WikiLeaks founder Julian Assange has claimed that his website holds more US classified documents which are yet to be published online.
The website will, however, not release this material during the court martial of its source, US Army Private Bradley Manning, according to a report by The Age on Tuesday.
Assange, currently holed up in Ecuadorian embassy in London [ Images ], described Manning as "America's foremost political prisoner… an activist who faces retribution for revealing the truth".
"Bradley Manning's plea was a very positive development for him. For the first time he was able to speak about his motivation to reveal truths and stimulate public debate about war", he said.

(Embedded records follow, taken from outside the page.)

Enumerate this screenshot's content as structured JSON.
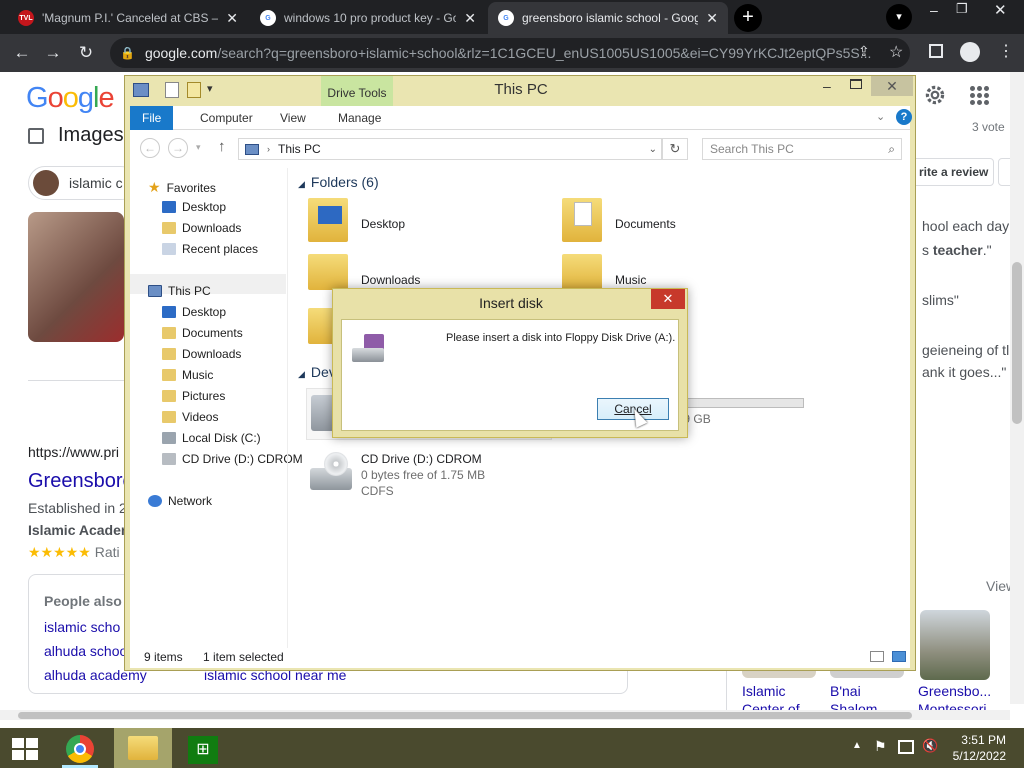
{
  "browser": {
    "tabs": [
      {
        "title": "'Magnum P.I.' Canceled at CBS –",
        "favicon": "tvline-icon",
        "active": false
      },
      {
        "title": "windows 10 pro product key - Go",
        "favicon": "google-icon",
        "active": false
      },
      {
        "title": "greensboro islamic school - Goog",
        "favicon": "google-icon",
        "active": true
      }
    ],
    "url_host": "google.com",
    "url_rest": "/search?q=greensboro+islamic+school&rlz=1C1GCEU_enUS1005US1005&ei=CY99YrKCJt2eptQPs5S..."
  },
  "google": {
    "logo": "Google",
    "images_label": "Images",
    "chip_text": "islamic c",
    "votes": "3 vote",
    "review_btn": "rite a review",
    "snippet1": "hool each day",
    "snippet2_pre": "s ",
    "snippet2_bold": "teacher",
    "snippet2_post": ".\"",
    "snippet3": "slims\"",
    "snippet4": "geieneing of tl",
    "snippet5": "ank it goes...\"",
    "result_url": "https://www.pri",
    "result_title": "Greensboro",
    "established": "Established in 2",
    "academy": "Islamic Acaden",
    "stars": "★★★★★",
    "rating": "Rati",
    "people_also": "People also",
    "related": [
      "islamic scho",
      "alhuda schoo",
      "alhuda academy"
    ],
    "related_right": "islamic school near me",
    "view_all": "View",
    "places": [
      {
        "name": "Islamic",
        "sub": "Center of"
      },
      {
        "name": "B'nai",
        "sub": "Shalom"
      },
      {
        "name": "Greensbo...",
        "sub": "Montessori"
      }
    ]
  },
  "explorer": {
    "title": "This PC",
    "drive_tools": "Drive Tools",
    "ribbon_tabs": [
      "File",
      "Computer",
      "View",
      "Manage"
    ],
    "address": "This PC",
    "search_placeholder": "Search This PC",
    "folders_header": "Folders (6)",
    "devices_header": "Dev",
    "nav_favorites": "Favorites",
    "nav_fav_items": [
      "Desktop",
      "Downloads",
      "Recent places"
    ],
    "nav_thispc": "This PC",
    "nav_pc_items": [
      "Desktop",
      "Documents",
      "Downloads",
      "Music",
      "Pictures",
      "Videos",
      "Local Disk (C:)",
      "CD Drive (D:) CDROM"
    ],
    "nav_network": "Network",
    "folders": [
      "Desktop",
      "Documents",
      "Downloads",
      "Music"
    ],
    "cd_name": "CD Drive (D:) CDROM",
    "cd_free": "0 bytes free of 1.75 MB",
    "cd_fs": "CDFS",
    "disk_free_tail": "159 GB",
    "status_items": "9 items",
    "status_selected": "1 item selected"
  },
  "dialog": {
    "title": "Insert disk",
    "message": "Please insert a disk into Floppy Disk Drive (A:).",
    "cancel": "Cancel"
  },
  "taskbar": {
    "time": "3:51 PM",
    "date": "5/12/2022"
  }
}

Assange has confirmed to the Fairfax publication that WikiLeaks had received classified material from Manning that related to a February 2010 incident in which the US military had turned a blind eye to Baghdad police arrests and persecution of political opponents of Iraqi Prime Minister Nouri al-Maliki.
Assange said that WikiLeaks had decided not to publish the material at the time for "source-protection reasons" given that the person providing the material appeared to have been connected with the US military's handling of the incident.
"We still can't publish it. It would be a questionable action to do so now while Bradley Manning has a potential life sentence hanging over his head," he said.
He said he "wouldn't go beyond what Manning has said" and "can't answer" whether the two published CIA documents were the documents referred to by Manning or whether WikiLeaks holds other intelligence agency material not yet published.
"I can't say anything that might suggest that someone had been responsible for, or was party to, any further disclosure," the 41-year-old Australian national said.
Assange confirmed that WikiLeaks received videos and other documents relating to a May 2009 US air strike near Granai village in Afghanistan that killed between 90 to 150 Afghan civilians, including many children.
The Granai air strike material ‘documented a massacre, a war crime’, he said and disputed previous media reports claiming WikiLeaks had been unable to open the encrypted video files.
"WikiLeaks obtained this material and scheduled it for release, but the opportunity to reveal these important records was lost when Daniel Domscheit Berg left WikiLeaks, taking this and other material with him, which he has said he later destroyed.
"WikiLeaks no longer has a copy," Assange said.
The hacker-turned activist is trying to avoid extradition from Britain to Sweden over allegations of rape and sexual assault in August 2010 and has been inside the Ecuadorian embassy in London since June 19, 2012 where he has been granted diplomatic asylum.